I once had a reader tell me I have a “heart of stone” and that I’m the kind of woman who would sell my children into slavery.
That was in my first year or so as a journalist. It hit me pretty hard and I took a good look at the article that elicited such a response to see if I really was so unfeeling. The article was about horse-drawn carriages in New York.
I really tried to obtain a variety of perspectives on the matter. I went to a stable and talked to the owner of the horses. I talked with the carriage drivers, I talked with the activists who were against having horses in the city, and I talked to people on the street.
In the end, I decided my article was one I could stand behind and it was just a matter of not being able to please everyone. But, I took it as a good reminder: though I may spend a day or a few weeks researching a topic, there are people who have dedicated decades of their lives to any given issue.
I have to really consider as a journalist how my words could impact everyone connected to my topic. I may decide that, in the interest of presenting the truth and being a responsible journalist, I will have to go ahead and write something that may upset some people. Actually, no matter what I write, it will upset some people.

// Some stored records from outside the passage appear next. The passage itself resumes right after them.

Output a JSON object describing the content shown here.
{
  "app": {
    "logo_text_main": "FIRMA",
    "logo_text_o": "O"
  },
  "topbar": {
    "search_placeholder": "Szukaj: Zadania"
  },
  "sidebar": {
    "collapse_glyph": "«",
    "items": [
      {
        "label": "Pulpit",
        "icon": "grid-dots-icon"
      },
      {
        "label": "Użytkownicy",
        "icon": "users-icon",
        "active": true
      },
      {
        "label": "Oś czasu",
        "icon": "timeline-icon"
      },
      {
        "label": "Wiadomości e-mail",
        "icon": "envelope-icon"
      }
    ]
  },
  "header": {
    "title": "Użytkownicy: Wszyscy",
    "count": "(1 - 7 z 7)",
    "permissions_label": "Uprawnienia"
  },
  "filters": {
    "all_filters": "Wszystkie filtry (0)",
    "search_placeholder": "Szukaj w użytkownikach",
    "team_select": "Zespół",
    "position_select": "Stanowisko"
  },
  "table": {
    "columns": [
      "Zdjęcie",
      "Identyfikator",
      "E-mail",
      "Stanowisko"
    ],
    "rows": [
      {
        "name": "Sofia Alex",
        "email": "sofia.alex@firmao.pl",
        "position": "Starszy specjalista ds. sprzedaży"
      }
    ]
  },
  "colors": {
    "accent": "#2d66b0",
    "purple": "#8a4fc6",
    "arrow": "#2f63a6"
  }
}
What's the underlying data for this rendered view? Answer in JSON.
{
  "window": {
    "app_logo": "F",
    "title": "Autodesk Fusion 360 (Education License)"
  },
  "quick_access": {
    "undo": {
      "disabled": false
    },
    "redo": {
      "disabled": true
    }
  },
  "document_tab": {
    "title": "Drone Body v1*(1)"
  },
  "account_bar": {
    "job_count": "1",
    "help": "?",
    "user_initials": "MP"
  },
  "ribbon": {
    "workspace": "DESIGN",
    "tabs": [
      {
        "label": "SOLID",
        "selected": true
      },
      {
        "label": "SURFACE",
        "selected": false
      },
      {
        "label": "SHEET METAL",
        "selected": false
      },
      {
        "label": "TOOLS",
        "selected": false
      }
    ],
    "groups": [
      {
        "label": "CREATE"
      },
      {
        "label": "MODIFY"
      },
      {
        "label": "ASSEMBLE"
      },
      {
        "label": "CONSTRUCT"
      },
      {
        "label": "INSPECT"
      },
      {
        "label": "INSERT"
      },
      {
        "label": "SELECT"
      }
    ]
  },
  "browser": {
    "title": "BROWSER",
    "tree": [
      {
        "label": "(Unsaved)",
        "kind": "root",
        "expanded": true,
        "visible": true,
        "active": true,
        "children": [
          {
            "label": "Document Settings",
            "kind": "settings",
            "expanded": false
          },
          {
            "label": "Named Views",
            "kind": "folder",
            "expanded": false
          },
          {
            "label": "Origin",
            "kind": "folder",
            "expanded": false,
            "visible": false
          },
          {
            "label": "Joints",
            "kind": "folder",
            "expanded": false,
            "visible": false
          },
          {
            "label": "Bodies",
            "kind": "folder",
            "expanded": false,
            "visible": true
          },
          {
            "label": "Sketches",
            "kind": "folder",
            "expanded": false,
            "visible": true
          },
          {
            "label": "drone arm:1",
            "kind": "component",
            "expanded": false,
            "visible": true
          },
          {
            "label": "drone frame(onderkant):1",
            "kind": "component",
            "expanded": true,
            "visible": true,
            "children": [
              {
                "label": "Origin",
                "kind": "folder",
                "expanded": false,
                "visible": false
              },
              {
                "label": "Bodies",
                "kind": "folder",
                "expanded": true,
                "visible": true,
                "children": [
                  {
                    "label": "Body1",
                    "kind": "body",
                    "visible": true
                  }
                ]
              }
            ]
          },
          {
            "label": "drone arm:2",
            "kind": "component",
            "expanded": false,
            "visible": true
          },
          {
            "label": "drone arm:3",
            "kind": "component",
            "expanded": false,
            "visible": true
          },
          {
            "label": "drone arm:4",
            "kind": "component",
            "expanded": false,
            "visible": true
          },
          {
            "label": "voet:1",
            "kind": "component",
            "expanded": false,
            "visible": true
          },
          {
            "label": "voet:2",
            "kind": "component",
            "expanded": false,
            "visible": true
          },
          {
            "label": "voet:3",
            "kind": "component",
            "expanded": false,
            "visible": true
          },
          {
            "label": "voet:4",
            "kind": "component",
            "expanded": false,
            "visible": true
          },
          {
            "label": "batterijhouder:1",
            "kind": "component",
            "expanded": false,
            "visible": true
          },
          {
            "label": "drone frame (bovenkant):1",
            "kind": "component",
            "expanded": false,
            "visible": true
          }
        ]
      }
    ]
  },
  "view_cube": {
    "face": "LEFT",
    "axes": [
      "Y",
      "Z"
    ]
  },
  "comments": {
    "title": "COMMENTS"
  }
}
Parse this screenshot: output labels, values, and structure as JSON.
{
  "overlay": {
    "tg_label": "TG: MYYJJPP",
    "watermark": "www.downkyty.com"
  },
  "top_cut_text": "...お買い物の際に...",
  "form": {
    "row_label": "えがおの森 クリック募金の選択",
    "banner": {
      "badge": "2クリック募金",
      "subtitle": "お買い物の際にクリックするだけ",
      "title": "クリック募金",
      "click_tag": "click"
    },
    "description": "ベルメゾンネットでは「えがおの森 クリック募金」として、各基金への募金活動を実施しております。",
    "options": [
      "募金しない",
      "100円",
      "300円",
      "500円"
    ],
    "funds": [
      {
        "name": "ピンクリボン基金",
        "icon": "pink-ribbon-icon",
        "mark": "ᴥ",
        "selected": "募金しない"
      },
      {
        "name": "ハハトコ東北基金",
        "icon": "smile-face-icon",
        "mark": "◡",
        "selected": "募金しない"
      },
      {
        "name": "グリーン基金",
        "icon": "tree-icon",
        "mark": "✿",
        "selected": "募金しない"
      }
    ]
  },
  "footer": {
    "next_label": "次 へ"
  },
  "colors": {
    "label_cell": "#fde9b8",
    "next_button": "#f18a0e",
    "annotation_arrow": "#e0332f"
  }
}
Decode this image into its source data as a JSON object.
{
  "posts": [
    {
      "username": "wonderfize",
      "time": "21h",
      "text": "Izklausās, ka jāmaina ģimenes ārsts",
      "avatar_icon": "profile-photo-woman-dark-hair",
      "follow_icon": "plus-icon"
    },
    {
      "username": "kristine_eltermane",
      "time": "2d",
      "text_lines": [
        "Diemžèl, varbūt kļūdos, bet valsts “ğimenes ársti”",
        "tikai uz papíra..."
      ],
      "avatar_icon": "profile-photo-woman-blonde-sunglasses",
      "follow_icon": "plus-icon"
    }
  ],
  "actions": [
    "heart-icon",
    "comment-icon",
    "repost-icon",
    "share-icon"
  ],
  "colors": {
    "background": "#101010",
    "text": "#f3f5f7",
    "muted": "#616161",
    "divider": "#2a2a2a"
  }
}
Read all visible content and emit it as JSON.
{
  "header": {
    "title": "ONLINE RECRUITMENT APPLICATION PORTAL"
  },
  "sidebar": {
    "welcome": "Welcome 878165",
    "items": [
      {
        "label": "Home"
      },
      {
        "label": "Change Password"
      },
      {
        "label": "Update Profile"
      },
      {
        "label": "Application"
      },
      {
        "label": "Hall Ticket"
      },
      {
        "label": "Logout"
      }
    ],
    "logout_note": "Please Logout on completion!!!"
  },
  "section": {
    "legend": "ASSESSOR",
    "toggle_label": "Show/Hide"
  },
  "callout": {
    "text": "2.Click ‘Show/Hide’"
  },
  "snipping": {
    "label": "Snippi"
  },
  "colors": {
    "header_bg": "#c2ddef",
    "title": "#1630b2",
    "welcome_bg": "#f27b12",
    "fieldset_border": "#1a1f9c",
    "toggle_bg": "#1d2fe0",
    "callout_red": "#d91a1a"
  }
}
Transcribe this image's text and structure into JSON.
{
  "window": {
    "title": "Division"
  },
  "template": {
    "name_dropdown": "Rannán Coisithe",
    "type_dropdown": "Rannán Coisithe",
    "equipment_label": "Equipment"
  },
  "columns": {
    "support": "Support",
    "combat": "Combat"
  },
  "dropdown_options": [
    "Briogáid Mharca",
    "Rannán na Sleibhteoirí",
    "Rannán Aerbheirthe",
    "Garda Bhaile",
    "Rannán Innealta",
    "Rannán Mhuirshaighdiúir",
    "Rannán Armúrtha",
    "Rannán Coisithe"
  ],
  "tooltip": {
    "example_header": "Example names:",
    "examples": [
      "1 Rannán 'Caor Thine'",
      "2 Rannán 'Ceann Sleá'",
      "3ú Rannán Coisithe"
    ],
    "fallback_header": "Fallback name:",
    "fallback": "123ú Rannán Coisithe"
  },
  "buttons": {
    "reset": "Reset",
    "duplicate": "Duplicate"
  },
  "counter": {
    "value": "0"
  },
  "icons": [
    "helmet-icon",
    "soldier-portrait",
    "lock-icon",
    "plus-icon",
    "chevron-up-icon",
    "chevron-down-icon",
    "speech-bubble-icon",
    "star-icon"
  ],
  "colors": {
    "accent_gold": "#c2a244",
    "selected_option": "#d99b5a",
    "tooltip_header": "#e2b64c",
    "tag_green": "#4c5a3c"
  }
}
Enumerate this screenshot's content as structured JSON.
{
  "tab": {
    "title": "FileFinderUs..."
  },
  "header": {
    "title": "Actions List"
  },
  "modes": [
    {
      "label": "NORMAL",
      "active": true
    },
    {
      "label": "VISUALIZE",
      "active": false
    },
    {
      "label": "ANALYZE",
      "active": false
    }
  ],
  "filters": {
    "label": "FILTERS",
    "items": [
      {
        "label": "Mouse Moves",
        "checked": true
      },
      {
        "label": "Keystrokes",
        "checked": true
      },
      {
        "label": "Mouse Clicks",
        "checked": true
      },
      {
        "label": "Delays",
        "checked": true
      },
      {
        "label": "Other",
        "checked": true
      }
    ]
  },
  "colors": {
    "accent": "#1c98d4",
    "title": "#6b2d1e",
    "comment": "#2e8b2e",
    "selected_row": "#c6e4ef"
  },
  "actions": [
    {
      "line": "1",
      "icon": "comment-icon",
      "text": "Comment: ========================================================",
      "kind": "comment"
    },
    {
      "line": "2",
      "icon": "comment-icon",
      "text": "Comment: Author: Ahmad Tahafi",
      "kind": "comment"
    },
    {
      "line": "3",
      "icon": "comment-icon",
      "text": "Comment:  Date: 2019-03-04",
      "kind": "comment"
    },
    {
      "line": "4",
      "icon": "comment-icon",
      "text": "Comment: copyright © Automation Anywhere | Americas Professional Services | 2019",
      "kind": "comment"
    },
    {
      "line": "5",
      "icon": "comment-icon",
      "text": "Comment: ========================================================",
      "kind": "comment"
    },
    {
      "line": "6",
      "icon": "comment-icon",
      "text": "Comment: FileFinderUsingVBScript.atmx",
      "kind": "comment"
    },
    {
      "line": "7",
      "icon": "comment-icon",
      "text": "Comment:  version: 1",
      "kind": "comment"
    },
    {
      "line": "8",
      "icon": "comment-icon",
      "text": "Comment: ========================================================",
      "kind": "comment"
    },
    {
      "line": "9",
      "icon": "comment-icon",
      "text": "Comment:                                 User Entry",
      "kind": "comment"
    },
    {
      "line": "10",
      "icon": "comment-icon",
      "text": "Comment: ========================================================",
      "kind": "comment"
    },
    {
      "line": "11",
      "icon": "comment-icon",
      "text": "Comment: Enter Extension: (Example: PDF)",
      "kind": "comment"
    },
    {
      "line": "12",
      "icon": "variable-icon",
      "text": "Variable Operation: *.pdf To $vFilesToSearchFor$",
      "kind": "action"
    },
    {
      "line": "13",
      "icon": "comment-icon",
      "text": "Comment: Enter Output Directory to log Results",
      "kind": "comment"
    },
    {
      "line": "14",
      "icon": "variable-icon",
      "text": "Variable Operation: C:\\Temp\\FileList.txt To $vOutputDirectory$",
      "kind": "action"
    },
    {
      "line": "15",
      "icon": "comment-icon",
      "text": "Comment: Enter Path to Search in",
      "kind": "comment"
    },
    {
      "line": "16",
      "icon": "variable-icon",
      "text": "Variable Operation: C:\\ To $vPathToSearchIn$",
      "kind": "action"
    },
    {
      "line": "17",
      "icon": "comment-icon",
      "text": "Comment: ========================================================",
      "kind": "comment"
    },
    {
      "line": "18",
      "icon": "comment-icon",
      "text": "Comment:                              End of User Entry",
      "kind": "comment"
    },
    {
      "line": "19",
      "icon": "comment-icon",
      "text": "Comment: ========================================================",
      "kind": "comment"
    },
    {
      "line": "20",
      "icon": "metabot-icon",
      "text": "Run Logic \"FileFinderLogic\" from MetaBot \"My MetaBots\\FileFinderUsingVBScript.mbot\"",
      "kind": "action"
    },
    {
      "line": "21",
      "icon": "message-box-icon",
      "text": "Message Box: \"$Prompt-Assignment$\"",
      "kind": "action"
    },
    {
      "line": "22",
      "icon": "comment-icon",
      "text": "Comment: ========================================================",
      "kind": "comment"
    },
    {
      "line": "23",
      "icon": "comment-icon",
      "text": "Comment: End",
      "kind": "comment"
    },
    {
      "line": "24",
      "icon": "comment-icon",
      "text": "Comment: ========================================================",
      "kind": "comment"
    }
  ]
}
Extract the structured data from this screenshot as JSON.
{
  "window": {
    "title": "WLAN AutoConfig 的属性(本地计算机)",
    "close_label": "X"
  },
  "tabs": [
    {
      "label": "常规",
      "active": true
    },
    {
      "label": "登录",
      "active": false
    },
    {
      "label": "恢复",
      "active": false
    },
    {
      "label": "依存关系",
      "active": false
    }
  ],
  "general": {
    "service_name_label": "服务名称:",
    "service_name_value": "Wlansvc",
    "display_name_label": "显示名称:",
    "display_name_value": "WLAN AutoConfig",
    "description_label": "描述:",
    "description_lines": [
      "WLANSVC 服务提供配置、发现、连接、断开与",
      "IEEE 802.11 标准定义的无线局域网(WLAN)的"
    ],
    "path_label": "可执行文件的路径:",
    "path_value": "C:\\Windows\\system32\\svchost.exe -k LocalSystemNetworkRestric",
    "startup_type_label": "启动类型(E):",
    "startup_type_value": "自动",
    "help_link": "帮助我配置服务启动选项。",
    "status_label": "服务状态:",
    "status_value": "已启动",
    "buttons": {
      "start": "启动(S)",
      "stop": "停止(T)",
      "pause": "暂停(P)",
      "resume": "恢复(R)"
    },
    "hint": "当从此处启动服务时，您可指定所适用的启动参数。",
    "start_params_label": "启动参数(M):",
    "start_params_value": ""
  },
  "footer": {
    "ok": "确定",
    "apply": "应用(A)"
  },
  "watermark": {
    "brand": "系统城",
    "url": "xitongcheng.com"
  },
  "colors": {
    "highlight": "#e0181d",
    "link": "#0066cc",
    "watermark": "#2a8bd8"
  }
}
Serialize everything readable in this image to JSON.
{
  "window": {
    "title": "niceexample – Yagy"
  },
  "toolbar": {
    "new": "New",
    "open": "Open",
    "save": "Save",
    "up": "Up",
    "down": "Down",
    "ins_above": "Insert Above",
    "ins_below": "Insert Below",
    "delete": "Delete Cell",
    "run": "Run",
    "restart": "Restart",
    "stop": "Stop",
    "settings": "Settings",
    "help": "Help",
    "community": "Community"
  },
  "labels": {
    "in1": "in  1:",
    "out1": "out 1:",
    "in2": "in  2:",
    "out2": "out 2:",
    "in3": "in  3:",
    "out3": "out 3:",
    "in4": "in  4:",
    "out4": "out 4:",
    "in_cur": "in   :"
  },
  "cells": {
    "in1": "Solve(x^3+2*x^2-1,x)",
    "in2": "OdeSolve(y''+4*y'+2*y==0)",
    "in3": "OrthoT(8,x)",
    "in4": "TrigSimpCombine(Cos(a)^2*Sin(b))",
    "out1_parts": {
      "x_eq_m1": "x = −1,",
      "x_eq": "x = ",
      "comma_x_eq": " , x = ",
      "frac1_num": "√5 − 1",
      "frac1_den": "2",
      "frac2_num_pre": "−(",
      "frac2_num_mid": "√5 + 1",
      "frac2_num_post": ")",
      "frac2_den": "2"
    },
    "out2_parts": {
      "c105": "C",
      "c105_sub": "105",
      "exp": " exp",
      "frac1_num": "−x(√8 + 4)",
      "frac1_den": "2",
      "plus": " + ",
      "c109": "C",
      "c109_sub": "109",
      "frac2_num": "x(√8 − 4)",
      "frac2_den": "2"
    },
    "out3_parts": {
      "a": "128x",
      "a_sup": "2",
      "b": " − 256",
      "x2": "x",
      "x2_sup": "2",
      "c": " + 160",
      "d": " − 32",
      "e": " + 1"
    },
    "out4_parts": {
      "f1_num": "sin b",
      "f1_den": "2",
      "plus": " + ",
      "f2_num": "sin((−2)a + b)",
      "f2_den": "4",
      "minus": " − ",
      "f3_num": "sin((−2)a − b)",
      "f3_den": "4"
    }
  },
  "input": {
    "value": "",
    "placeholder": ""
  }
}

But, having compassion for those people is my starting point.
The reader who sent this message later apologized, explaining she feels really strongly about the issue. She was happy I brought some attention to it, even if I did present some views she doesn’t agree with. I really appreciated that.
Working with some new reporters, I’ve watched the impact negative feedback can have on them. One reporter recently said to me, “I had a lot of negative response to that article.” She looked really dejected when she said it.
Skimming through the comments on said article, I saw several positive comments and only one comment at the bottom in which the reporter was referred to as “snarky.”
The article was meant to be light and humorous, and the sarcastic tone could rub some people the wrong way. I just told her not to worry, that’s the news business. People will express their opinions, and if you get people talking—whether they agree with you or not—you’ve succeeded.
Of course, I think as journalists we should really look at the negative feedback and try not to get defensive, but rather look at our work objectively and try to improve in the future.
Before I became a journalist, I often made sweeping generalizations about “the media”—this large, faceless entity that can twist and distort things at will, that can be bought, that has great power for good or evil.
Now I see that, while it’s true that large media corporations do carry the responsibility of setting standards and upholding principles and ethics on a large scale, “the media” is also made up of a bunch of people. Journalists are people too. Politicians are people too. CEOs of major corporations and NGO presidents are people too.
All of them are people with families, people who were once children, people who have fears and joys and hurt and happiness and flaws. Sometimes it’s just good to remember what we have in common, in addition to how we differ.
Image of a woman working in an office on a tablet via Shutterstock.
Views expressed in this article are the opinions of the author and do not necessarily reflect the views of The Epoch Times.